Residents argue that an 'unlimited load' bridge would take a heavy toll on their way of life, on their safety and on their fragile natural environment and cultural heritage. A decision of this sort of significance would normally be subject to public scrutiny through the formal planning process, but local people heard about this 'rogue bridge' only once the council had decided to allow it. 864 residents have signed a petition to state Planning Minister Matthew Guy, calling on him to intervene in the issue.
Media interest in 'rogue bridge' grows
The likely effects of CoGG's extraordinary decision on local people has caught the interest of the local media:
- August 10. The Geelong Advertiser published an article by local resident John Boland - a 'leading light' in the opposition - outlining the case against the bridge ('Jetty Road a bridge too far').
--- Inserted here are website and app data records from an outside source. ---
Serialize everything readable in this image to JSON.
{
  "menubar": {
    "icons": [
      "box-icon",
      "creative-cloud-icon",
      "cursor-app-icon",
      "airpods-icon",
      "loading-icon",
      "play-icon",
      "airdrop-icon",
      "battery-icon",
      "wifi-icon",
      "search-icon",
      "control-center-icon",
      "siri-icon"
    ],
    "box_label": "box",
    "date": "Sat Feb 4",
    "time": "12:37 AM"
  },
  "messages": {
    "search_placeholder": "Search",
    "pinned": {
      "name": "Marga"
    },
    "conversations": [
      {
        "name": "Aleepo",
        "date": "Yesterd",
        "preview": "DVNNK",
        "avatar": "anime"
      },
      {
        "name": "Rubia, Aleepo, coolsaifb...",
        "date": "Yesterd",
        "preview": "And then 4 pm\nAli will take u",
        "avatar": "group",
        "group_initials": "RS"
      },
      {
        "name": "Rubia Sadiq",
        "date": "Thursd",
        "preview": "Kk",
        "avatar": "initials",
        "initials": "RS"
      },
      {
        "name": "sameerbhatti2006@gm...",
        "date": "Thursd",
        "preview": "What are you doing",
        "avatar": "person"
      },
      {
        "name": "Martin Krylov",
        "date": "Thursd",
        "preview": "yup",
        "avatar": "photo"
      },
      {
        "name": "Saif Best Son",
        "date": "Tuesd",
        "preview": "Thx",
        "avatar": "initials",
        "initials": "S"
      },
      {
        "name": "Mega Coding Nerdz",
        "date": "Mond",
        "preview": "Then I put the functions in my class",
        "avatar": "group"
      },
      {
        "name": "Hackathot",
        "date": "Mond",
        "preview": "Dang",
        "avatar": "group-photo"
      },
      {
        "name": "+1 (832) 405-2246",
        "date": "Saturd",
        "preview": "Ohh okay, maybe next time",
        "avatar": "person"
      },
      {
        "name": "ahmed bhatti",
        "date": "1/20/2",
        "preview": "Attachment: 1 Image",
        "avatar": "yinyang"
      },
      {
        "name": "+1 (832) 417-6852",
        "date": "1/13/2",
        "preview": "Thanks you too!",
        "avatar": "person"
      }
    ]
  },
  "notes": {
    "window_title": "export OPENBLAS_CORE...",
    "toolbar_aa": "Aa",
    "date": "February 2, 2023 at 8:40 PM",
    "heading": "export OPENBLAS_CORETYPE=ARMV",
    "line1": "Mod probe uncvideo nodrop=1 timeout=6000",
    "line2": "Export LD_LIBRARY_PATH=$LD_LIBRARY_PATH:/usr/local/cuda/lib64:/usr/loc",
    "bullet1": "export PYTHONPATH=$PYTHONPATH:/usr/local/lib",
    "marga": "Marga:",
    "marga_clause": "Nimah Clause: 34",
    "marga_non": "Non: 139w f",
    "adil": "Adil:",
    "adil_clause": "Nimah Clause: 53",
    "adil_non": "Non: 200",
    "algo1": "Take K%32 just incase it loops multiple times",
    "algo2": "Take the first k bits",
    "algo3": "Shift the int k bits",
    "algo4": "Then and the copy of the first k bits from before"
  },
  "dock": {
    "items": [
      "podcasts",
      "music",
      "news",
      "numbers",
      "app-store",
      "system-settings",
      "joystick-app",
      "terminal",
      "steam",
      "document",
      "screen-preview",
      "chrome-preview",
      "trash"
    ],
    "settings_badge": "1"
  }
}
- August 12. The Independent ran a story ('Bridge bypass to Guy's office') based on an interview with John Boland.
- August 23. The Bellarine Times published a letter from Gary Dean - another 'leading light' in the opposition.
- August 25. The Echo published an article about the issue ('Springs bridge fears'), plus another letter from Gary Dean.
DCSCA supporting local people
Drysdale & Clifton Springs Community Association (DCSCA) is supporting local residents' opposition to this 'rogue bridge', pointing out that its construction would contradict CoGG's earlier assurances to local people - given via the formal planning process - that a bridge here will have minimal impact on their lives. (see 'A troubling bridge over local waters' on this blog, August 19 2011). DCSCA has sent individual letters to Richard Marles (federal MP), David Koch and Lisa Neville (state MPs), Matthew Guy (state Planning Minister), Jeanette Powell (state Local Government Minister), John Mitchell (Mayor, Geelong) and Rod Macdonald (local councillor, Cheetham Ward). Each letter explains why DCSCA is supporting the residents and invites the addressee to lend their support, too.
Clearly, this issue won't go away. The only thing in doubt is just when the council will sit down with local people, hear their concerns about the rogue bridge and say what it will do to allay their fears. Until that time, local opposition and media interest both look set to increase.
(Illustration - local residents gather at the site of the proposed bridge over Griggs Creek.)